Implants allow blind to 'see'
Researchers are working on new prosthetics that restore sight by delivering visual information directly to the brain.
For most adults who lose their vision, blindness results from damage to the eyes or optic nerve while the brain remains intact.
One way to prevent this would be through a device that could restore sight by bypassing damaged eyes and delivering visual information from a camera directly to the brain.
Researchers say they are now one step closer to this goal.
A team in the US has described an approach in which implanted electrodes are stimulated in a dynamic sequence, essentially ‘tracing’ shapes on the surface of the visual cortex that participants were able to ‘see’.
“When we used electrical stimulation to dynamically trace letters directly on patients' brains, they were able to 'see' the intended letter shapes and could correctly identify different letters,” senior author Daniel Yoshor says.
“They described seeing glowing spots or lines forming the letters, like skywriting.”
Previous attempts to stimulate the visual cortex have been less successful. Earlier methods treated each electrode like a pixel in a visual display, stimulating many of them at the same time. Participants could detect spots of light but found it hard to discern visual objects or forms.

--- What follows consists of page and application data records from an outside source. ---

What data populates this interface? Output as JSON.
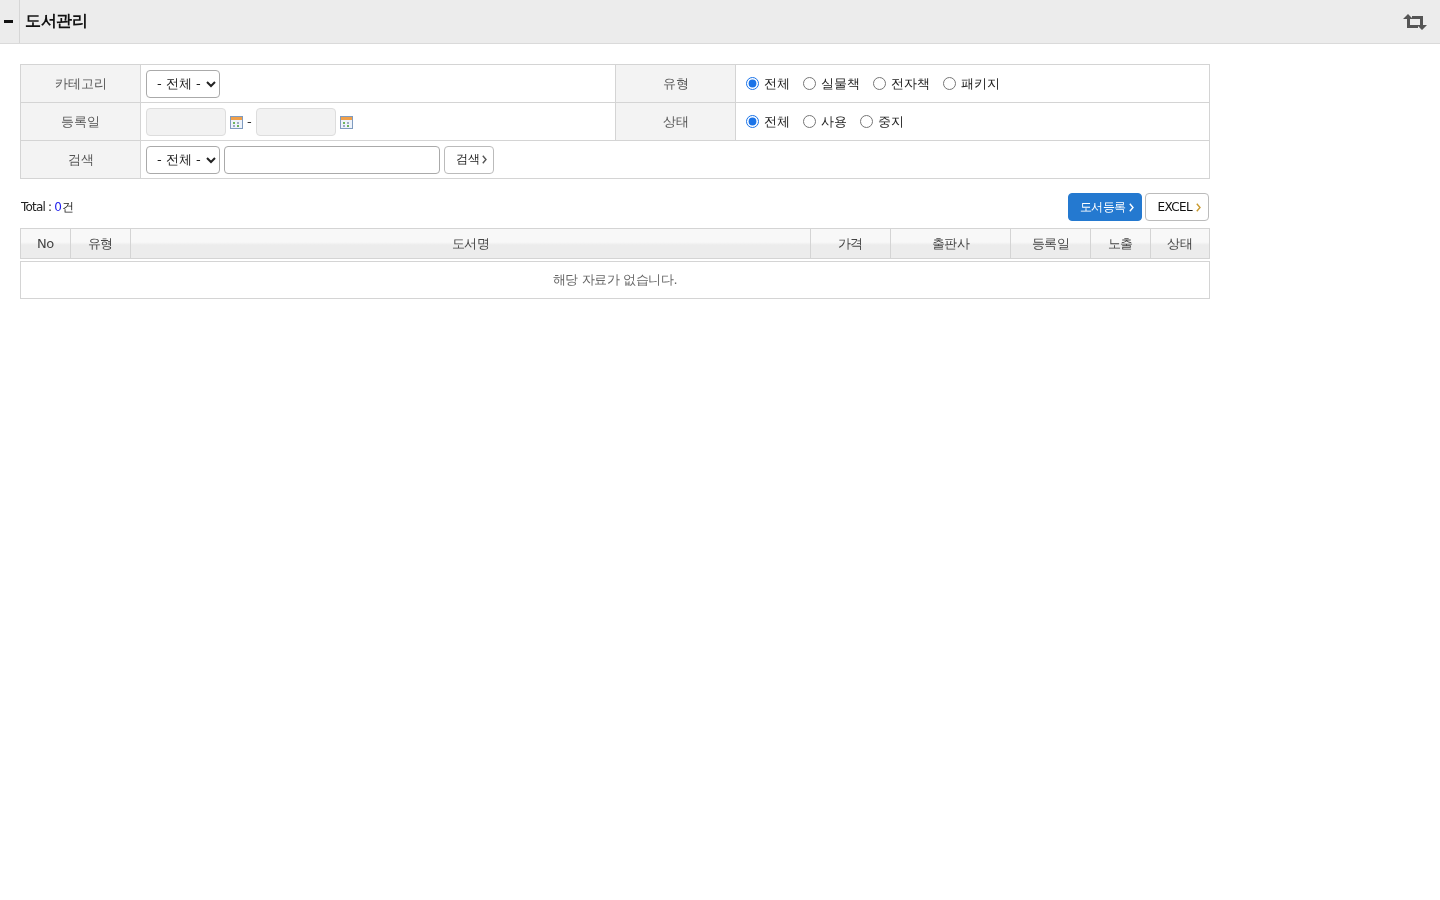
{
  "header": {
    "title": "도서관리"
  },
  "search_form": {
    "rows": [
      {
        "fields": [
          {
            "label": "카테고리",
            "kind": "select",
            "value": "- 전체 -"
          },
          {
            "label": "유형",
            "kind": "radio",
            "options": [
              {
                "label": "전체",
                "selected": true
              },
              {
                "label": "실물책",
                "selected": false
              },
              {
                "label": "전자책",
                "selected": false
              },
              {
                "label": "패키지",
                "selected": false
              }
            ]
          }
        ]
      },
      {
        "fields": [
          {
            "label": "등록일",
            "kind": "date_range",
            "separator": "-"
          },
          {
            "label": "상태",
            "kind": "radio",
            "options": [
              {
                "label": "전체",
                "selected": true
              },
              {
                "label": "사용",
                "selected": false
              },
              {
                "label": "중지",
                "selected": false
              }
            ]
          }
        ]
      },
      {
        "fields": [
          {
            "label": "검색",
            "kind": "search",
            "value": "- 전체 -",
            "button": "검색"
          }
        ]
      }
    ]
  },
  "list_toolbar": {
    "total": {
      "label": "Total :",
      "count": "0",
      "unit": "건"
    },
    "buttons": [
      {
        "label": "도서등록",
        "kind": "primary"
      },
      {
        "label": "EXCEL",
        "kind": "default"
      }
    ]
  },
  "table": {
    "columns": [
      "No",
      "유형",
      "도서명",
      "가격",
      "출판사",
      "등록일",
      "노출",
      "상태"
    ],
    "empty_message": "해당 자료가 없습니다."
  }
}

“Rather than trying to build shapes from multiple spots of light, we traced outlines,” says first author Michael Beauchamp.
“Our inspiration for this was the idea of tracing a letter in the palm of someone's hand.”
The investigators tested the approach in sighted people who had electrodes implanted in their brains to monitor epilepsy and two blind people who had electrodes implanted over their visual cortex as part of a study of a visual cortical prosthetic device.
Stimulation of multiple electrodes in sequences produced perceptions of shapes that subjects were able to correctly identify as specific letters.
The approach, the researchers say, demonstrates that it could be possible for blind people to regain the ability to detect and recognise visual forms by using technology that inputs visual information directly into the brain, should they wish to.
The researchers note, however, that several obstacles must be overcome before this technology could be implemented in clinical practice.
“The primary visual cortex, where the electrodes were implanted, contains half a billion neurons. In this study we stimulated only a small fraction of these neurons with a handful of electrodes,” Dr Beauchamp says.
“An important next step will be to work with neuroengineers to develop electrode arrays with thousands of electrodes, allowing us to stimulate more precisely. Together with new hardware, improved stimulation algorithms will help realize the dream of delivering useful visual information to blind people.”